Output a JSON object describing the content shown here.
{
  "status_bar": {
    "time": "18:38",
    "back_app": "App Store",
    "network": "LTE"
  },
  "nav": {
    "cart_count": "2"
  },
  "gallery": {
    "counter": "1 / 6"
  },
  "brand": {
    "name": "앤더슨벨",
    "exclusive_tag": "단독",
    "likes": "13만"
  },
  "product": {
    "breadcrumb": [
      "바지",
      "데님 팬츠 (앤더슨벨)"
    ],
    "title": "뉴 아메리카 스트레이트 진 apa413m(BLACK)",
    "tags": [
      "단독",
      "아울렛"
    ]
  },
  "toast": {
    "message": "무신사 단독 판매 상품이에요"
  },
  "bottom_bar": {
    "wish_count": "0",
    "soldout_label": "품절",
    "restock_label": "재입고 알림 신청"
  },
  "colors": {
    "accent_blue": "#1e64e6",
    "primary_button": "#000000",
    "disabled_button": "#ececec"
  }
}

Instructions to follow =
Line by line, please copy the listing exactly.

Answer area =
Output a JSON object describing the content shown here.
{
  "status_bar": {
    "time": "18:38",
    "back_app": "App Store",
    "network": "LTE"
  },
  "nav": {
    "cart_count": "2"
  },
  "gallery": {
    "counter": "1 / 6"
  },
  "brand": {
    "name": "앤더슨벨",
    "exclusive_tag": "단독",
    "likes": "13만"
  },
  "product": {
    "breadcrumb": [
      "바지",
      "데님 팬츠 (앤더슨벨)"
    ],
    "title": "뉴 아메리카 스트레이트 진 apa413m(BLACK)",
    "tags": [
      "단독",
      "아울렛"
    ]
  },
  "toast": {
    "message": "무신사 단독 판매 상품이에요"
  },
  "bottom_bar": {
    "wish_count": "0",
    "soldout_label": "품절",
    "restock_label": "재입고 알림 신청"
  },
  "colors": {
    "accent_blue": "#1e64e6",
    "primary_button": "#000000",
    "disabled_button": "#ececec"
  }
}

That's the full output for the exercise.